Brazil has taken a stand against the explosion of "fake news" stories swamping the Internet by making media analysis studies compulsory for schoolchildren.
Around the world, debates proliferate about the problem of unfettered information flooding social media, uploaded by people with no consideration for journalist ethics, impartiality or even the truth. Of particular concern is the effect such misinformation can have on those most impressionable.
"The aim is to teach students to identify fake news, and now it's part of the national curriculum because the country has decided it's necessary," said Leandro Beguoci, editorial director at Brazilian education specialists Nova Escola.
"The proliferation of social media networks have created an urgent situation in this respect," Beguoci said.

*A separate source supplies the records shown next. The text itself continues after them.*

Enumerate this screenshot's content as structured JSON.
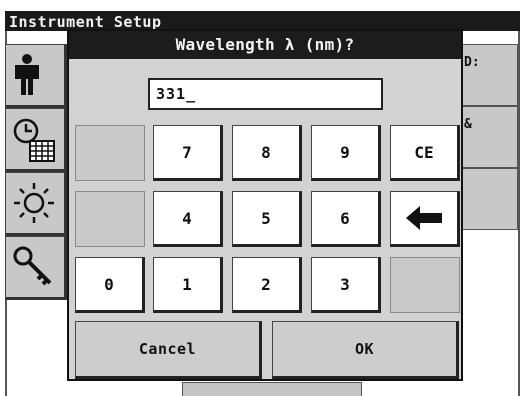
{
  "background": {
    "title": "Instrument Setup",
    "right_panels": [
      "D:",
      "&",
      ""
    ]
  },
  "dialog": {
    "title": "Wavelength λ (nm)?",
    "entry_value": "331_",
    "keypad": {
      "row1": [
        "7",
        "8",
        "9",
        "CE"
      ],
      "row2": [
        "4",
        "5",
        "6"
      ],
      "row3": [
        "0",
        "1",
        "2",
        "3"
      ],
      "backspace_icon": "left-arrow-icon"
    },
    "cancel_label": "Cancel",
    "ok_label": "OK"
  }
}
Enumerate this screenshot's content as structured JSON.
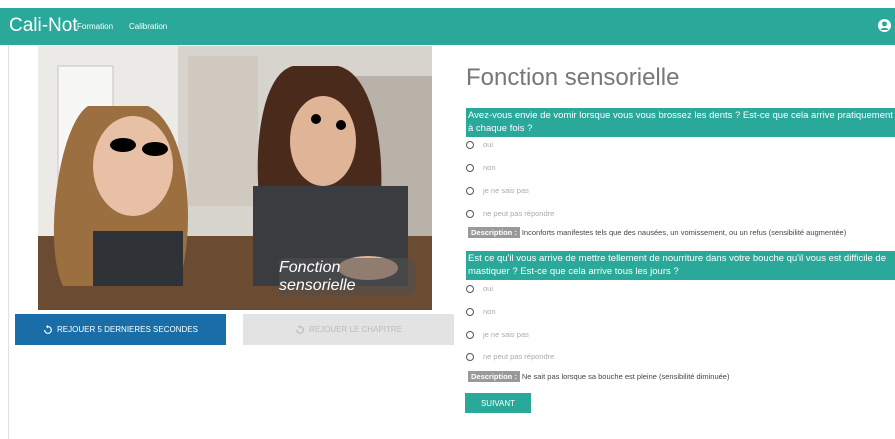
{
  "header": {
    "brand": "Cali-Not",
    "nav": [
      "Formation",
      "Calibration"
    ],
    "user_icon": "user-circle-icon"
  },
  "video": {
    "overlay_text": "Fonction sensorielle"
  },
  "controls": {
    "replay_label": "REJOUER 5 DERNIERES SECONDES",
    "chapter_label": "REJOUER LE CHAPITRE",
    "icon": "replay-icon"
  },
  "main": {
    "title": "Fonction sensorielle",
    "questions": [
      {
        "text": "Avez-vous envie de vomir lorsque vous vous brossez les dents ? Est-ce que cela arrive pratiquement à chaque fois ?",
        "options": [
          "oui",
          "non",
          "je ne sais pas",
          "ne peut pas répondre"
        ],
        "description_label": "Description :",
        "description": "Inconforts manifestes tels que des nausées, un vomissement, ou un refus (sensibilité augmentée)"
      },
      {
        "text": "Est ce qu'il vous arrive de mettre tellement de nourriture dans votre bouche qu'il vous est difficile de mastiquer ? Est-ce que cela arrive tous les jours ?",
        "options": [
          "oui",
          "non",
          "je ne sais pas",
          "ne peut pas répondre"
        ],
        "description_label": "Description :",
        "description": "Ne sait pas lorsque sa bouche est pleine (sensibilité diminuée)"
      }
    ],
    "next_label": "SUIVANT"
  },
  "colors": {
    "accent": "#2aa89a",
    "primary_button": "#1a6ea8"
  }
}
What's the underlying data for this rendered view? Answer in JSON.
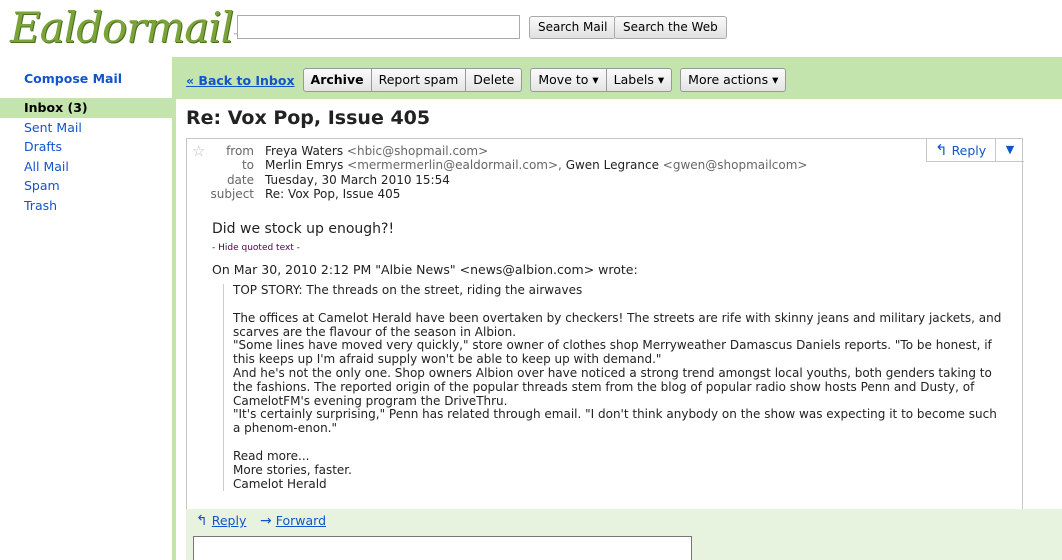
{
  "brand": {
    "logo_text": "Ealdormail",
    "logo_tm": "™"
  },
  "search": {
    "value": "",
    "search_mail_label": "Search Mail",
    "search_web_label": "Search the Web"
  },
  "nav": {
    "compose_label": "Compose Mail",
    "items": [
      {
        "label": "Inbox (3)",
        "active": true
      },
      {
        "label": "Sent Mail"
      },
      {
        "label": "Drafts"
      },
      {
        "label": "All Mail"
      },
      {
        "label": "Spam"
      },
      {
        "label": "Trash"
      }
    ]
  },
  "toolbar": {
    "back_label": "« Back to Inbox",
    "archive_label": "Archive",
    "report_spam_label": "Report spam",
    "delete_label": "Delete",
    "move_to_label": "Move to ▾",
    "labels_label": "Labels ▾",
    "more_actions_label": "More actions ▾"
  },
  "message": {
    "subject": "Re: Vox Pop, Issue 405",
    "from_label": "from",
    "from_name": "Freya Waters",
    "from_addr": "<hbic@shopmail.com>",
    "to_label": "to",
    "to_name1": "Merlin Emrys",
    "to_addr1": "<mermermerlin@ealdormail.com>,",
    "to_name2": "Gwen Legrance",
    "to_addr2": "<gwen@shopmailcom>",
    "date_label": "date",
    "date_value": "Tuesday, 30 March 2010 15:54",
    "subject_label": "subject",
    "subject_value": "Re: Vox Pop, Issue 405",
    "reply_label": "Reply",
    "reply_more": "▼",
    "body_first_line": "Did we stock up enough?!",
    "hide_quoted": "- Hide quoted text -",
    "wrote_line": "On Mar 30, 2010 2:12 PM \"Albie News\" <news@albion.com> wrote:",
    "quoted_paragraphs": [
      "TOP STORY: The threads on the street, riding the airwaves",
      "The offices at Camelot Herald have been overtaken by checkers! The streets are rife with skinny jeans and military jackets, and scarves are the flavour of the season in Albion.\n\"Some lines have moved very quickly,\" store owner of clothes shop Merryweather Damascus Daniels reports. \"To be honest, if this keeps up I'm afraid supply won't be able to keep up with demand.\"\nAnd he's not the only one. Shop owners Albion over have noticed a strong trend amongst local youths, both genders taking to the fashions. The reported origin of the popular threads stem from the blog of popular radio show hosts Penn and Dusty, of CamelotFM's evening program the DriveThru.\n\"It's certainly surprising,\" Penn has related through email. \"I don't think anybody on the show was expecting it to become such a phenom-enon.\"",
      "Read more...\nMore stories, faster.\nCamelot Herald"
    ]
  },
  "footer": {
    "reply_label": "Reply",
    "forward_label": "Forward"
  }
}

Media analysis studies became compulsory in December, 2017, but have been offered alongside traditional subjects like mathematics and history for years in some Brazilian schools.
Kayo Rodrigues, 14, said the Brazilian press is not perfect, but plays a vital role in combating fake news "because not everyone has the internet or the tools to check facts."
She enrolled in the "Young Press" program launched six years ago in the Casa Blanca public school in São Paulo.
At Casa Blanca, teachers Lucilene Varandas and Hildenor Gomes do Santos ensure their students, aged eight to 14, know not to take everything they watch or read at face value.
'Think about clicks'
"When I receive a piece of information, I look for it on the Internet and ask myself if it's true," said Helena Vital, 11, whose parents are teachers. She said the programme has taught her to view the media from a different perspective.
"Now I know that things aren't so bad, the whole country isn't going to collapse," added Vital, who said that consuming news without questioning it "leaves people sad" and that "there are many negative things that aren't true."
The children do not have the tools to systematically check everything, but "they look at the articles, who wrote them, who could be interested in them and where they're published, which are all ways of questioning the information," said Varandas, who is looking to create partnerships with fact-checking agencies to expand the children's education.
The measures seem to be working despite the children's young age.
"All it takes is one click to share false news; this project teaches me to think about my clicks," said Rodrigues, daughter of a shopkeeper and a manicurist.
The students enrolled in "Young Press" have also been analyzing local media stories about the project, and even found inaccuracies.
AFP was told its own coverage would be equally scrutinised.
With a population of almost 208 million people, Brazil has a massive social media presence: 120 million WhatsApp users, more than 100 million people on Facebook and another 50 million signed up to Instagram.
"In the past, kids were taught by their parents, but now that happens through a variety of means, something which alters the role of the school," said Beguoci, a trained journalist.
"What's so interesting in Brazil is that media and technological literacy are considered as important as classical literacy."
'Digital age natives'
Beguoci denies that information analysis is an additional burden on the education system, saying it rather offers "a context that can improve education."
"We're talking about things that are part of the student's world," he said.
For Verônica Martins Cannatá, who coordinates technology and communication studies at the private Dante Alighieri school, children have their own responsibility when it comes to fake news.
"Technology has facilitated communication, but the time has come to question its content," she said.
"As natives of the digital age, children and teenagers must take the responsibility to analyze that content before reproducing it."
Dante Alighieri has been analyzing media content for 11 years and has also brought the fight against fake news into the classroom.
Children are born "with ingenuity," but at school they acquire "a critical eye and no longer consume information in the same way," said Martins Cannatá.
Such media analysis studies will not necessarily create a new generation of wannabe reporters, though.
Vital, for one, is suspicious about the press that "is sometimes flawed in its credibility."
Asked if she would like to one day become a journalist, Vital said: "I prefer swimming!"